Carpet is heavy. So get help rolling it up and carrying it. Unroll it in the room where you’ll install it. If you measured and cut properly, the edges of the carpet should curl up about 3 in. at the base of the walls. To adjust the carpet slightly once you’ve unrolled it, lift a corner about waist high. Then, as you stand with one foot on the carpet and one behind it, raise the foot that was on the carpet and, with the side of that foot, kick the carpet sharply. Note: By using the side of your foot, rather than your heel or toe, you’ll be less likely to stretch or tear the carpet.
Many installers don’t cut fill pieces of carpet till they’ve positioned the drop piece and measured from the drop piece to the wall. This allows them to double-check the size of the fill piece(s) needed. As with finish carpentry, "measure twice, cut once” is good advice, especially if the walls aren’t parallel.

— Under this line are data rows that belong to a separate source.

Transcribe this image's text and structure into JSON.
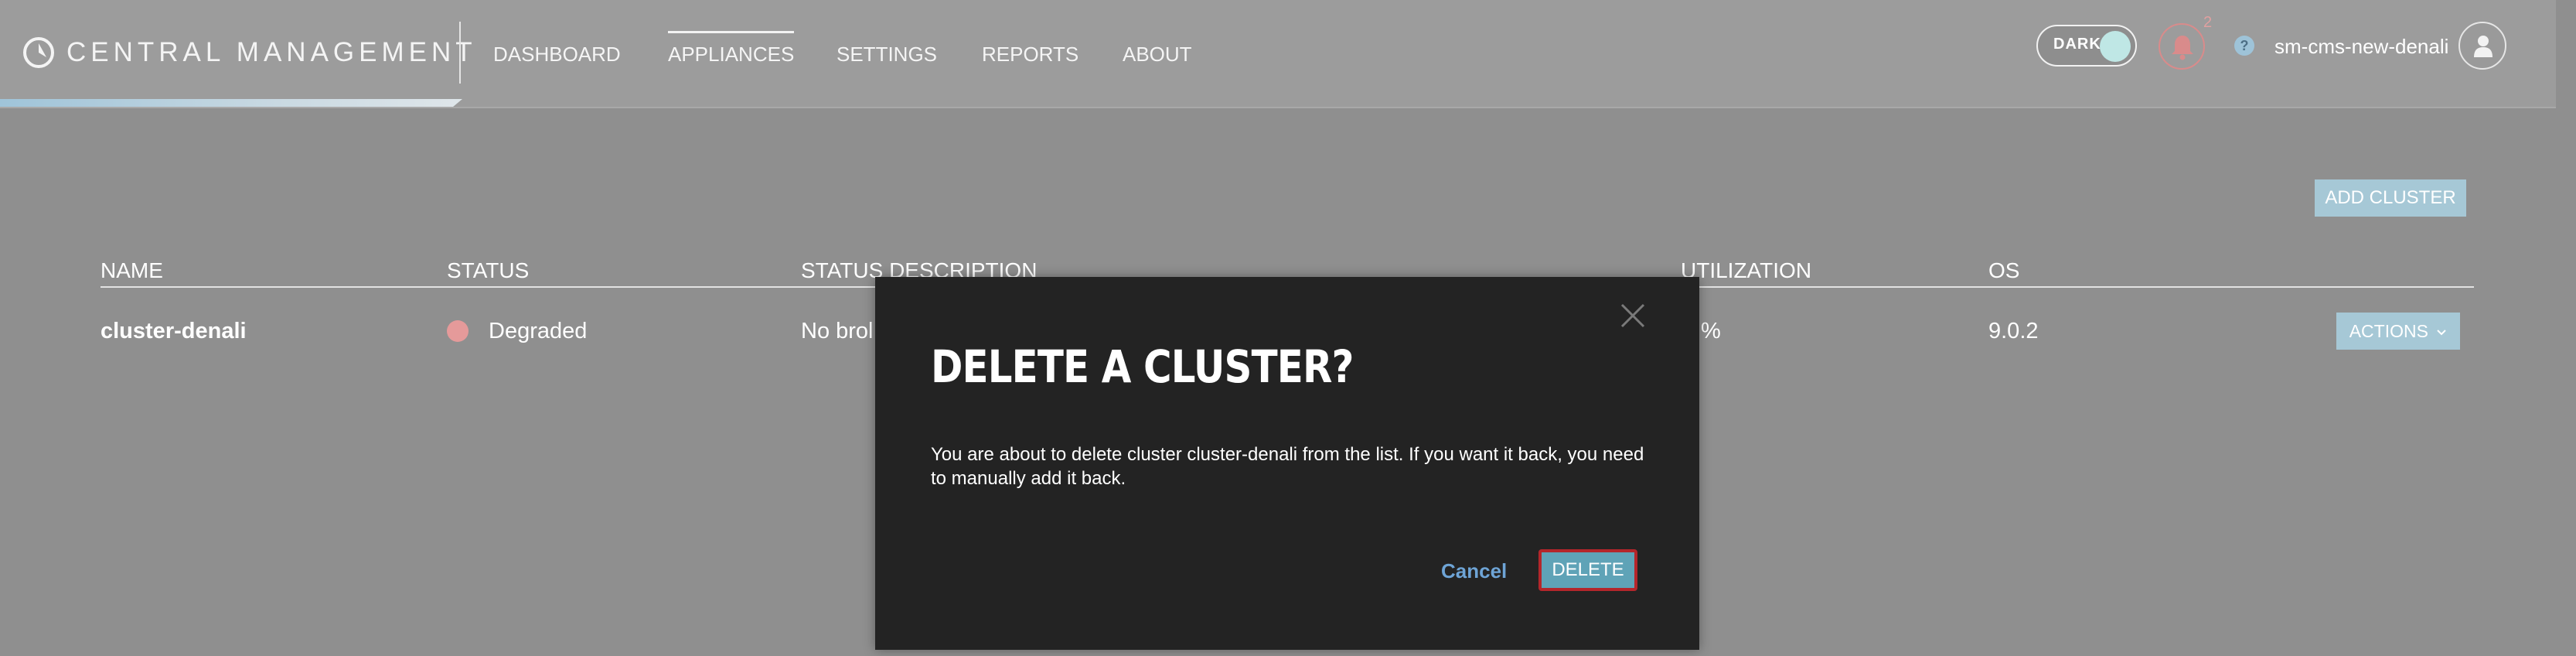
{
  "header": {
    "brand": "CENTRAL MANAGEMENT",
    "nav": [
      {
        "label": "DASHBOARD",
        "active": false
      },
      {
        "label": "APPLIANCES",
        "active": true
      },
      {
        "label": "SETTINGS",
        "active": false
      },
      {
        "label": "REPORTS",
        "active": false
      },
      {
        "label": "ABOUT",
        "active": false
      }
    ],
    "theme_toggle_label": "DARK",
    "notification_count": "2",
    "help_icon": "?",
    "username": "sm-cms-new-denali",
    "icons": {
      "logo": "central-management-logo-icon",
      "bell": "bell-icon",
      "help": "help-icon",
      "avatar": "user-icon"
    }
  },
  "page": {
    "add_cluster_label": "ADD CLUSTER",
    "columns": [
      "NAME",
      "STATUS",
      "STATUS DESCRIPTION",
      "UTILIZATION",
      "OS"
    ],
    "rows": [
      {
        "name": "cluster-denali",
        "status": "Degraded",
        "status_description": "No brol",
        "utilization": "%",
        "os": "9.0.2",
        "actions_label": "ACTIONS"
      }
    ]
  },
  "modal": {
    "title": "DELETE A CLUSTER?",
    "body": "You are about to delete cluster cluster-denali from the list. If you want it back, you need to manually add it back.",
    "cancel_label": "Cancel",
    "delete_label": "DELETE"
  },
  "colors": {
    "overlay_background": "#8f8f8f",
    "accent_button": "#a6c8d6",
    "modal_background": "#232323",
    "delete_button": "#5fa3b7",
    "delete_focus_border": "#b4262b",
    "status_degraded": "#e59a9a",
    "link": "#6ea4d6"
  }
}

Once you’ve cut the fill pieces and positioned them next to the edge of the drop piece, go around the perimeter of the floor and loosely notch the carpet where it butts against door jambs and corners, so the carpet will lie flat—but don’t trim the carpet edges yet. First you need to join the carpet sections, using hot – melt seam tape.
Join carpet seams before stretching and trimming the carpet. Correctly installed, hot-melt seams are strong enough to withstand stretching without separating.
Use the knee-kicker to draw the seam edges together. After lining up the carpet sections, roll back one section slightly and slip a piece of hot-melt seam tape under the carpet edge so that the tape will run exactly down the middle of the seam. The tape’s adhesive-coated side should face
up. Plug in the seam iron, and let it heat up. Once it’s hot, place the iron on top of the seam tape at the start of the seam and let the carpet flop down on both sides, covering all but the handle of the iron. Most irons take about 30 seconds to heat the tape at a given point.
Once the adhesive has melted, move the iron farther along the tape. Then use a seam roller to embed the carpet backing in the melted adhesive. This operation isn’t difficult, but you must make sure that carpet edges butt together over the tape, rather than overlap each other. (Back-cutting the
carpets edges slightly with the row runner helps.) If it’s a cut-pile carpet, use a smooth roller to press the carpet backing into the seam tape; if it’s loop-pile carpet, use a star roller. After you roll a section of seam, weight it down as shown in the bottom right photo on p. 511. Continue along the seam—in roughly 12-in. increments—till the whole seam is bonded. Allow the adhesive to cool for 20 minutes to 30 minutes before stretching the carpet.